◆ WORK TO COMPLETE ◆
Please copy the entries below word for word.
BEGIN THE DATA
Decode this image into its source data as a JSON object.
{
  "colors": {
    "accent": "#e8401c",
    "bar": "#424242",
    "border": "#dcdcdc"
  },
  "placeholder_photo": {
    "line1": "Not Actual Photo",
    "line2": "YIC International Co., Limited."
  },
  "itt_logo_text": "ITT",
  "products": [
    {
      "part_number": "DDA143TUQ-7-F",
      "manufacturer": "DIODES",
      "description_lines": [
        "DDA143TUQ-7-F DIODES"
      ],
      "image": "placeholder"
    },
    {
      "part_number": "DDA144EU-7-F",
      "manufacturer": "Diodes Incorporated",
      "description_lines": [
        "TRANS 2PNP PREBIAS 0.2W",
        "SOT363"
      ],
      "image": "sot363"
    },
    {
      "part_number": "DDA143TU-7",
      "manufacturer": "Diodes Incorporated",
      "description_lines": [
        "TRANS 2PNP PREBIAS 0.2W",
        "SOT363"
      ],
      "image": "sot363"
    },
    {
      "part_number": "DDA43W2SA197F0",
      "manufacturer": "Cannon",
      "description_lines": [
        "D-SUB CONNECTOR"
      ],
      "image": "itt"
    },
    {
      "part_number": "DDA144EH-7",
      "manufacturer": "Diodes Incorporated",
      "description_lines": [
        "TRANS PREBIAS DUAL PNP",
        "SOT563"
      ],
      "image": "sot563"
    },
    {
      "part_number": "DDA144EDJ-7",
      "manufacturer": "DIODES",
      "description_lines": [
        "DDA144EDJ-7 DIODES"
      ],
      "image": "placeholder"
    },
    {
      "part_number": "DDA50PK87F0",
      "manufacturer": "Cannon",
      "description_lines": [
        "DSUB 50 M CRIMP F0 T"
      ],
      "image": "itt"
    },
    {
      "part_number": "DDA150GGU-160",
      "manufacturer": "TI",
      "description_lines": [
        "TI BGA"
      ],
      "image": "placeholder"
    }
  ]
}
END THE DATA
◆ WRITTEN SOLUTION ◆
Decode this image into its source data as a JSON object.
{
  "colors": {
    "accent": "#e8401c",
    "bar": "#424242",
    "border": "#dcdcdc"
  },
  "placeholder_photo": {
    "line1": "Not Actual Photo",
    "line2": "YIC International Co., Limited."
  },
  "itt_logo_text": "ITT",
  "products": [
    {
      "part_number": "DDA143TUQ-7-F",
      "manufacturer": "DIODES",
      "description_lines": [
        "DDA143TUQ-7-F DIODES"
      ],
      "image": "placeholder"
    },
    {
      "part_number": "DDA144EU-7-F",
      "manufacturer": "Diodes Incorporated",
      "description_lines": [
        "TRANS 2PNP PREBIAS 0.2W",
        "SOT363"
      ],
      "image": "sot363"
    },
    {
      "part_number": "DDA143TU-7",
      "manufacturer": "Diodes Incorporated",
      "description_lines": [
        "TRANS 2PNP PREBIAS 0.2W",
        "SOT363"
      ],
      "image": "sot363"
    },
    {
      "part_number": "DDA43W2SA197F0",
      "manufacturer": "Cannon",
      "description_lines": [
        "D-SUB CONNECTOR"
      ],
      "image": "itt"
    },
    {
      "part_number": "DDA144EH-7",
      "manufacturer": "Diodes Incorporated",
      "description_lines": [
        "TRANS PREBIAS DUAL PNP",
        "SOT563"
      ],
      "image": "sot563"
    },
    {
      "part_number": "DDA144EDJ-7",
      "manufacturer": "DIODES",
      "description_lines": [
        "DDA144EDJ-7 DIODES"
      ],
      "image": "placeholder"
    },
    {
      "part_number": "DDA50PK87F0",
      "manufacturer": "Cannon",
      "description_lines": [
        "DSUB 50 M CRIMP F0 T"
      ],
      "image": "itt"
    },
    {
      "part_number": "DDA150GGU-160",
      "manufacturer": "TI",
      "description_lines": [
        "TI BGA"
      ],
      "image": "placeholder"
    }
  ]
}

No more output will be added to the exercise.